§ Work to complete:
Tally every line in the listing that holds the string "name", then state the total and nothing more.

§ Working data:
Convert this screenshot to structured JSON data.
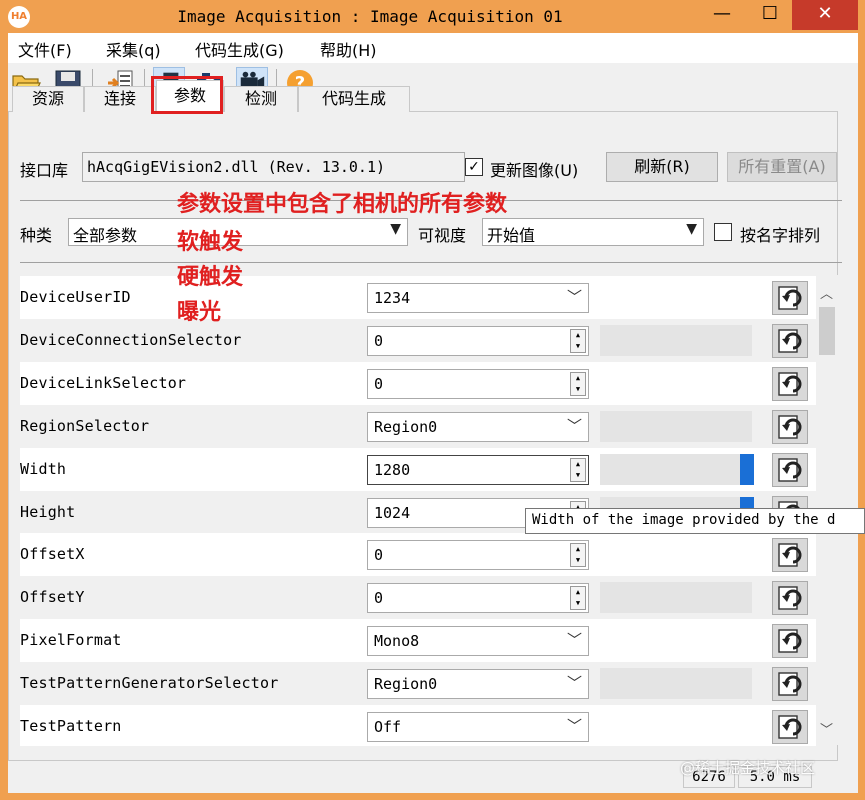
{
  "window": {
    "app_icon": "HA",
    "title": "Image Acquisition : Image Acquisition 01",
    "minimize": "—",
    "maximize": "☐",
    "close": "✕"
  },
  "menu": [
    "文件(F)",
    "采集(q)",
    "代码生成(G)",
    "帮助(H)"
  ],
  "toolbar": {
    "icons": [
      "open-folder-icon",
      "save-icon",
      "import-icon",
      "connect-icon",
      "snap-camera-icon",
      "live-video-icon",
      "help-icon"
    ]
  },
  "tabs": [
    {
      "label": "资源"
    },
    {
      "label": "连接"
    },
    {
      "label": "参数"
    },
    {
      "label": "检测"
    },
    {
      "label": "代码生成"
    }
  ],
  "lib": {
    "label": "接口库",
    "value": "hAcqGigEVision2.dll (Rev. 13.0.1)",
    "update_image_label": "更新图像(U)",
    "update_image_checked": true,
    "refresh_button": "刷新(R)",
    "reset_all_button": "所有重置(A)"
  },
  "filter": {
    "category_label": "种类",
    "category_value": "全部参数",
    "visibility_label": "可视度",
    "visibility_value": "开始值",
    "sort_label": "按名字排列",
    "sort_checked": false
  },
  "annotation": {
    "lines": [
      "参数设置中包含了相机的所有参数",
      "软触发",
      "硬触发",
      "曝光"
    ],
    "color": "#e02020"
  },
  "parameters": [
    {
      "name": "DeviceUserID",
      "value": "1234",
      "control": "dropdown"
    },
    {
      "name": "DeviceConnectionSelector",
      "value": "0",
      "control": "spin"
    },
    {
      "name": "DeviceLinkSelector",
      "value": "0",
      "control": "spin"
    },
    {
      "name": "RegionSelector",
      "value": "Region0",
      "control": "dropdown"
    },
    {
      "name": "Width",
      "value": "1280",
      "control": "spin",
      "slider_level": 1.0
    },
    {
      "name": "Height",
      "value": "1024",
      "control": "spin",
      "slider_level": 1.0
    },
    {
      "name": "OffsetX",
      "value": "0",
      "control": "spin"
    },
    {
      "name": "OffsetY",
      "value": "0",
      "control": "spin"
    },
    {
      "name": "PixelFormat",
      "value": "Mono8",
      "control": "dropdown"
    },
    {
      "name": "TestPatternGeneratorSelector",
      "value": "Region0",
      "control": "dropdown"
    },
    {
      "name": "TestPattern",
      "value": "Off",
      "control": "dropdown"
    }
  ],
  "tooltip": "Width of the image provided by the d",
  "status": {
    "frame_count": "6276",
    "time": "5.0 ms"
  },
  "watermark": "@稀土掘金技术社区",
  "colors": {
    "title_bar": "#f0a050",
    "close_button": "#c63a2a",
    "highlight": "#e02020",
    "slider": "#1a6fd6"
  }
}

§ Response area:
11